Court rejects BSkyB's ITV stake appeal

Tells BSkyB it must sell down stake to less than 7.5%

LONDON -- Satcaster BSkyB Thursday lost its fourth attempt to overturn a regulatory ruling that it must sell down its 17.9% stake in Britain's biggest commercial broadcaster ITV.

Three earlier legal attempts were also dismissed in what has amounted to a costly -- and thus far fruitless -- legal appeal.

Britain's court of appeal has upheld media regulator Ofcom's ruling that Sky should sell the 17.9% stake acquired in November 2006 down to 7.5% -- despite the fact the stake has plunged in value since the daring shareholder raid mounted by the then BSkyB CEO James Murdoch three years ago.

"Sky's appeal on competition issues is dismissed, so the direction that it must reduce its shareholding to less than 7.5% will stand," the court said.

Sky has already taken a £616 million ($1 billion) impairment charge the 2007/8 financial year, to account for the loss in value of the stake, but has also had to pay hefty legal costs.

Three years ago Murdoch paid more than 20% above the trading value of the ITV shares, offering 135 pence ($2.18) per share in a deal that cost the sport and movies juggernaut £940 million.

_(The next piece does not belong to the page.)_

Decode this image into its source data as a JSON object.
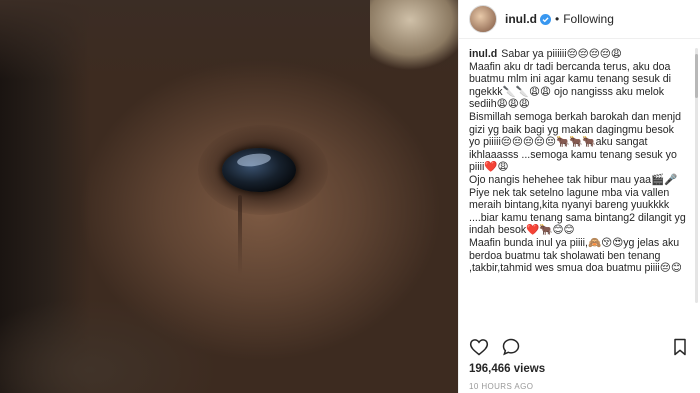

Since then ITV shares have plunged to below 20 pence per share, but rallied in recent months to trade at 58 pence (94 cents) in early trading.

BSkyB has 28 days to consider a further and final appeal to the Supreme Court and said it "consider next steps in due course." But the satcaster is understood to be talking to possible buyers for the stake including Europe's biggest free TV group RTL. Italy's Mediaset, Goldman Sachs and Haim Saban are also reported to be interested.